Retail contributes around 40 percent to India’s consumption and ~10 percent to India’s GDP.

The lockdown implemented by the Government to prevent the spread of COVID 19 to prevent the spread of coronavirus in the country has greatly affected retail business. Most stores, except stores selling essential food and grocery, have been shut across the country.

Non-essential goods such as garments, electronics, mobile phones, furniture, hardware, etc., almost all stores are closed.

“We run businesses across the globe. In China alone, we had to shut 7000 stores,” disclosed Gautam. “Fashion has relatively more challenges because the products start to age very quickly. Especially brands around fast-fashion like us are continuously seeing products getting older in stores and warehouses.”

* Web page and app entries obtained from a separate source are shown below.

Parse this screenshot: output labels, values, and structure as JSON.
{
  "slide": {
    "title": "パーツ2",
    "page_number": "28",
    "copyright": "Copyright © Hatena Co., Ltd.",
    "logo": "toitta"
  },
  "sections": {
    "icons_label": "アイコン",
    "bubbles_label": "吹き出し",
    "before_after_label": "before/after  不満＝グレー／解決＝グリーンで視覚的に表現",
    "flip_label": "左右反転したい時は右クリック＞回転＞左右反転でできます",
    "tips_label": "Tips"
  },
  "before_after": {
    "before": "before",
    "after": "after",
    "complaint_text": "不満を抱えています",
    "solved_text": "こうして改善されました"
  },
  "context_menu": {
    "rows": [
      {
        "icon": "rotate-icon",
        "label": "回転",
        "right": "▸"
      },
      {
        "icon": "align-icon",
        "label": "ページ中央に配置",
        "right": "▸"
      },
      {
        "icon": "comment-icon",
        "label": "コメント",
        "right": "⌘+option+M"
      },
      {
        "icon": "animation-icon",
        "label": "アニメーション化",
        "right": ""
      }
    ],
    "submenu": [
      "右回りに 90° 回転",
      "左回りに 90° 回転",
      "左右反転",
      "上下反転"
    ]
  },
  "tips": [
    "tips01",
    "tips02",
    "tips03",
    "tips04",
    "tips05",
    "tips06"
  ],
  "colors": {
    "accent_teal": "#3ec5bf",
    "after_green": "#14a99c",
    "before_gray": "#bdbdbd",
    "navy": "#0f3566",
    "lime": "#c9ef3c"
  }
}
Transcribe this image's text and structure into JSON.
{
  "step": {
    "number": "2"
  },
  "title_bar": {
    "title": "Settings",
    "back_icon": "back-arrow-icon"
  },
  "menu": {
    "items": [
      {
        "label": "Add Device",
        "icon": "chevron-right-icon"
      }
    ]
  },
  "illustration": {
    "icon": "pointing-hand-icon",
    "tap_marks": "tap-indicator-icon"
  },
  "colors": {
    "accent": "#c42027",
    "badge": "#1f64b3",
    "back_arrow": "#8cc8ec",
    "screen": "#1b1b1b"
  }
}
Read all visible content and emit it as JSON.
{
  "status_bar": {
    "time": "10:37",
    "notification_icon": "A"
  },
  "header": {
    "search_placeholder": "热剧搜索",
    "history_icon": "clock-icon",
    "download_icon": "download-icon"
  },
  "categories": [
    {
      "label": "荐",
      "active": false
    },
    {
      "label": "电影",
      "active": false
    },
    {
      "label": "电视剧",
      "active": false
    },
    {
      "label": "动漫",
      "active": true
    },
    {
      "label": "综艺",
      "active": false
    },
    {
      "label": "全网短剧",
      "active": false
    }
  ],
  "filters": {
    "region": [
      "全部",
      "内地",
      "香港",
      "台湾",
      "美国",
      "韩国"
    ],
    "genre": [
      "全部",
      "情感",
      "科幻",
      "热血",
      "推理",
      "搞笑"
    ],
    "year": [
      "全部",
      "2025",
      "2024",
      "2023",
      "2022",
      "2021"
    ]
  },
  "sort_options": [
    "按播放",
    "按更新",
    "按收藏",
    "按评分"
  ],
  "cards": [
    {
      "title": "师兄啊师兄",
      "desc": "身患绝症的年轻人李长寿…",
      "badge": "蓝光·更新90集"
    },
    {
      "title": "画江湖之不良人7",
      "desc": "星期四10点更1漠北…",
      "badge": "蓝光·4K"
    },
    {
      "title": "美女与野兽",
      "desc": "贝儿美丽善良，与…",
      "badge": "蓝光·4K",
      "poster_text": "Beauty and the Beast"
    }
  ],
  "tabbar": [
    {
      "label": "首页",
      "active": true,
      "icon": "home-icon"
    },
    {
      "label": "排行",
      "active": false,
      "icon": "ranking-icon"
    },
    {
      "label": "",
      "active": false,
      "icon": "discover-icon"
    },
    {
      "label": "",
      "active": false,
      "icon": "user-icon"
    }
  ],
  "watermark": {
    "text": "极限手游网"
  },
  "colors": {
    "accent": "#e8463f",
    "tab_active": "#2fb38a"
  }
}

RAI survey highlights that more than 95 percent of non-food retailers have their shops closed in the lockdown and are looking at practically no revenues till the lockdown is in place. In the next 6-months, non-food retailers expect to earn 40 percent as compared to last year’s revenues. Small retailers are expecting to lay-off 30 percent of their manpower going forward, this number falls to 12 percent for medium retailers and 5 percent for large retailers. While, about 70 percent of the retailers expect business recovery to happen in more than 6 months, 20 percent expect it to take more than a year and the remaining 10 percent of medium and large retailers expect to earn any profits till August 20.

While Chaturvedi expressed that in the past one month their business had ‘zero sale’ and ‘zero collection’, and limited cash flow. “Still, we have businesses to run and expenditures to meet. The short-term impact is how to get back after the lockdown is over. while in the long-term the fashion industry will suffer from commoditization,” he said.

About 85 percent of the retail costs are fixed costs, which is putting several financial pressures on retailers. The industry is experiencing severe liquidity challenges, which can lead to large scale unemployment. The cash inflow of the industry has come to a standstill, while the fixed operating costs remain intact.

“As a company we are reviewing each and every element of the cost since fixed cost are very high in retail business. We are reading each and every element to see if there are any bad cost which can be cut. Currently, 60 to 70 percent of the time, the management is focusing on ensuring how to bring least cost in control and make it a variable model,” said Dalpat Jain, CFO, Manyavar.

He suggested that the businesses should focus on safety, liquidity and returns. Firstly, is to ensure the safety of employees and consumers and people. Secondly, to arrive at liquidity the government should support the businesses with some stimulus. In various countries, the governments have supported businesses in some way or the other. And thirdly, to encourage consumer sentiments, there should be a relief on GST. At present, the businesses pay anywhere between 12 to 18 percent depending on the product.

“The government needs to work on some mechanism to allow companies to get some cash flowing because otherwise we are held to a very-very challenging times in business where there is no cash coming in but there is continuous capital outflow,” concluded Gautam.